Blue Origin’s pusher escape system rockets the Crew Capsule away from the launch pad, demonstrating a key safety system for both suborbital and orbital flights. Image released Oct. 22, 2012.
The New Shepard Crew Capsule escaped to an altitude of 2,307 feet before deploying parachutes for a safe return. Image released Oct. 22, 2012.
With touchdown 1,630 feet from the launch pad, Blue Origin completed a successful test of its Crew Capsule escape system. Image released Oct. 22, 2012.
Blue Origin's second test vehicle, a suborbital launch vehicle, soars through Mach 1.2 at 45,000 feet in this image released by the secretive private spaceflight company. This image was taken in August 2011 right before the thrust termination system activated, resulting in the loss of the vehicle, company officials said.
This view of Blue Origin's second test space vehicle shows the suborbital rocket during a successful summer 2011 "short hop" test flight, according to company officials.
This view of Blue Origin's second test vehicle shows the suborbital rocket just before landing during a 2011 "short hop" test flight, which was successful, according to a company status update.
This photo shows the second test vehicle built by the secretive private spaceflight company Blue Origin as it appeared on the launch pad after a smooth "short hop" test in 2011.
An early prototype vision for Blue Origin's New Shepard vehicle for suborbital spaceflight.
A flight test of the prototype "Goddard" vehicle at Blue Origin's launch site in West Texas.
This artist's illustration of the orbital crew-carrying spaceship planned by the private company Blue Origin was included in the firm's NASA Space Act agreement to continue its work on a commercial crew space vehicle.
This illustration from private spaceship builder Blue Origin depicts the Orbital Reusable Booster System planned by the spaceflight company, which is owned by Amazon.com mogul Jeff Bezos.
Bankrolled by Jeff Bezos of Amazon.com fame and fortune, Blue Origin’s Goddard vehicle is the first development vehicle in the firm’s New Shepard suborbital program.
Blue Origin's Goddard development vehicle is seen while being lowered onto the launch and landing pad for a Nov. 13, 2006 flight at the company's West Texas testing grounds.
Daylight washes over Blue Origin's Goddard development craft during a Nov. 13, 2006 test flight at the private spaceflight company's West Texas launch site.
Blue Origin's Goddard demonstration vehicle in mid-flight above its West Texas launch pad during a test launch on Nov. 13, 2006.
Jeff Bezos said about the Blue Origin test launch of Goddard, "We brought a jumbotron so our spectators could have a better view. This photo is from a few days before launch when we scrubbed because of winds."
Jeff Bezos celebrates a test launch of the Goddard vehicle.

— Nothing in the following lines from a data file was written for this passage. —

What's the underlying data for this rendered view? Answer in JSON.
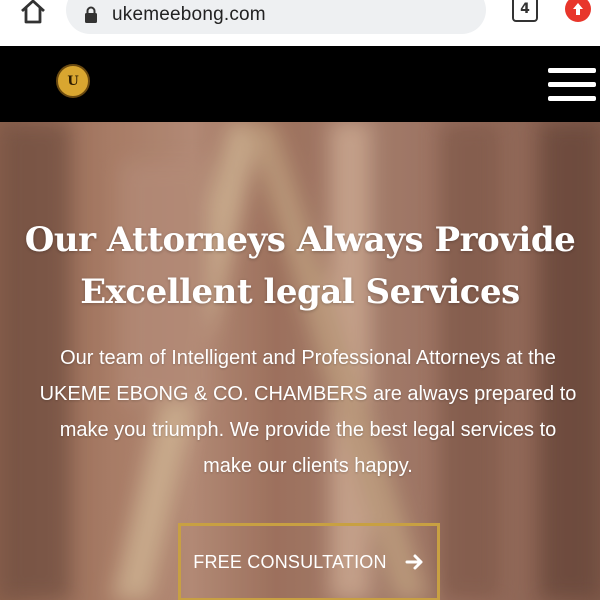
{
  "browser": {
    "url": "ukemeebong.com",
    "tab_count": "4",
    "icons": {
      "home": "home-icon",
      "lock": "lock-icon",
      "update": "update-arrow-icon"
    }
  },
  "header": {
    "logo_letter": "U",
    "menu_icon": "hamburger-menu-icon"
  },
  "hero": {
    "title_line1": "Our Attorneys Always Provide",
    "title_line2": "Excellent legal Services",
    "text_line1": "Our team of Intelligent and Professional Attorneys at the",
    "text_line2": "UKEME EBONG & CO. CHAMBERS are always prepared to",
    "text_line3": "make you triumph. We provide the best legal services to",
    "text_line4": "make our clients happy.",
    "cta_label": "FREE CONSULTATION"
  },
  "colors": {
    "header_bg": "#000000",
    "accent_gold": "#c8a042",
    "update_red": "#e8362b"
  }
}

Spectators watch Blue Origin's Goddard test launch.
Blue Origin's Goddard vehicle, a development prototype for the company's New Shepard spacecraft, is returned to its barn after a successful Nov. 13, 2006 test flight.